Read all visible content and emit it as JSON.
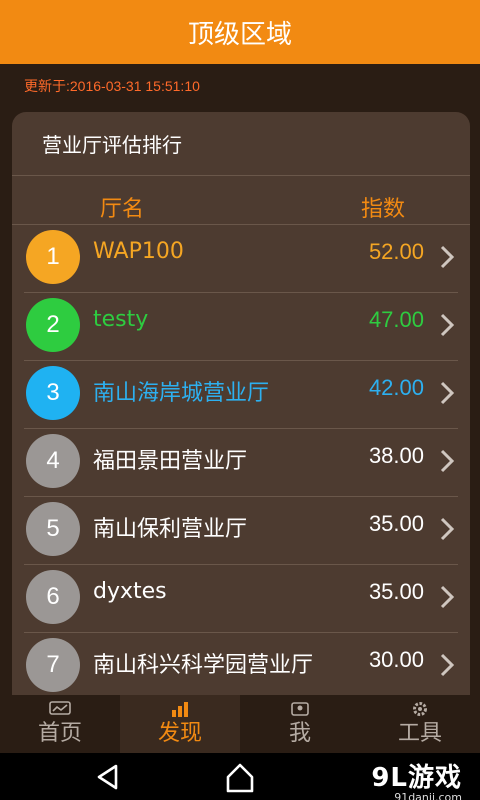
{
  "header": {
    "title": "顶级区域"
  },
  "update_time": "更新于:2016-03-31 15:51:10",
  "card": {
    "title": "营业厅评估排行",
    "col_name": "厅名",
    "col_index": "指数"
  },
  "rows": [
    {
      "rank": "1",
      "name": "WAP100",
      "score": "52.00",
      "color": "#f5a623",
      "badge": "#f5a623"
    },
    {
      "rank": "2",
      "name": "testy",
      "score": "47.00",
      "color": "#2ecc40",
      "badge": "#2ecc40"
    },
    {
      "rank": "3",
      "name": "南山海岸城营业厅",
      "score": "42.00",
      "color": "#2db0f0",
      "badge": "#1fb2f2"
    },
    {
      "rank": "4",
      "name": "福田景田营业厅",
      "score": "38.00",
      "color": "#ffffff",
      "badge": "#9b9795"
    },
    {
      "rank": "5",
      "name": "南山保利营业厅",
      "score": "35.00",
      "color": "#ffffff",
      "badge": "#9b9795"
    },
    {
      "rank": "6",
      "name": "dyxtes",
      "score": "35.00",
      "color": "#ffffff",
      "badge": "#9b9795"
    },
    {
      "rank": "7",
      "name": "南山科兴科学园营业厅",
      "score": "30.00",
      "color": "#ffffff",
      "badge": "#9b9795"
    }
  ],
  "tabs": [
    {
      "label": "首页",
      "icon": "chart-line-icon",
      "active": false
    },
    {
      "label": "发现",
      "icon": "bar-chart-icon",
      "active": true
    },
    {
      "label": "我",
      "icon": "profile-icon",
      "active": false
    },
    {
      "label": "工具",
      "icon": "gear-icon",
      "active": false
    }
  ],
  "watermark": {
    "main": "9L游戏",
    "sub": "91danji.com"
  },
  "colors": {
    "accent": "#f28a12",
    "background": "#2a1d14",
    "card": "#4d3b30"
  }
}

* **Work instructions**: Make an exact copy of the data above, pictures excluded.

* **Task result**:
Read all visible content and emit it as JSON.
{
  "header": {
    "title": "顶级区域"
  },
  "update_time": "更新于:2016-03-31 15:51:10",
  "card": {
    "title": "营业厅评估排行",
    "col_name": "厅名",
    "col_index": "指数"
  },
  "rows": [
    {
      "rank": "1",
      "name": "WAP100",
      "score": "52.00",
      "color": "#f5a623",
      "badge": "#f5a623"
    },
    {
      "rank": "2",
      "name": "testy",
      "score": "47.00",
      "color": "#2ecc40",
      "badge": "#2ecc40"
    },
    {
      "rank": "3",
      "name": "南山海岸城营业厅",
      "score": "42.00",
      "color": "#2db0f0",
      "badge": "#1fb2f2"
    },
    {
      "rank": "4",
      "name": "福田景田营业厅",
      "score": "38.00",
      "color": "#ffffff",
      "badge": "#9b9795"
    },
    {
      "rank": "5",
      "name": "南山保利营业厅",
      "score": "35.00",
      "color": "#ffffff",
      "badge": "#9b9795"
    },
    {
      "rank": "6",
      "name": "dyxtes",
      "score": "35.00",
      "color": "#ffffff",
      "badge": "#9b9795"
    },
    {
      "rank": "7",
      "name": "南山科兴科学园营业厅",
      "score": "30.00",
      "color": "#ffffff",
      "badge": "#9b9795"
    }
  ],
  "tabs": [
    {
      "label": "首页",
      "icon": "chart-line-icon",
      "active": false
    },
    {
      "label": "发现",
      "icon": "bar-chart-icon",
      "active": true
    },
    {
      "label": "我",
      "icon": "profile-icon",
      "active": false
    },
    {
      "label": "工具",
      "icon": "gear-icon",
      "active": false
    }
  ],
  "watermark": {
    "main": "9L游戏",
    "sub": "91danji.com"
  },
  "colors": {
    "accent": "#f28a12",
    "background": "#2a1d14",
    "card": "#4d3b30"
  }
}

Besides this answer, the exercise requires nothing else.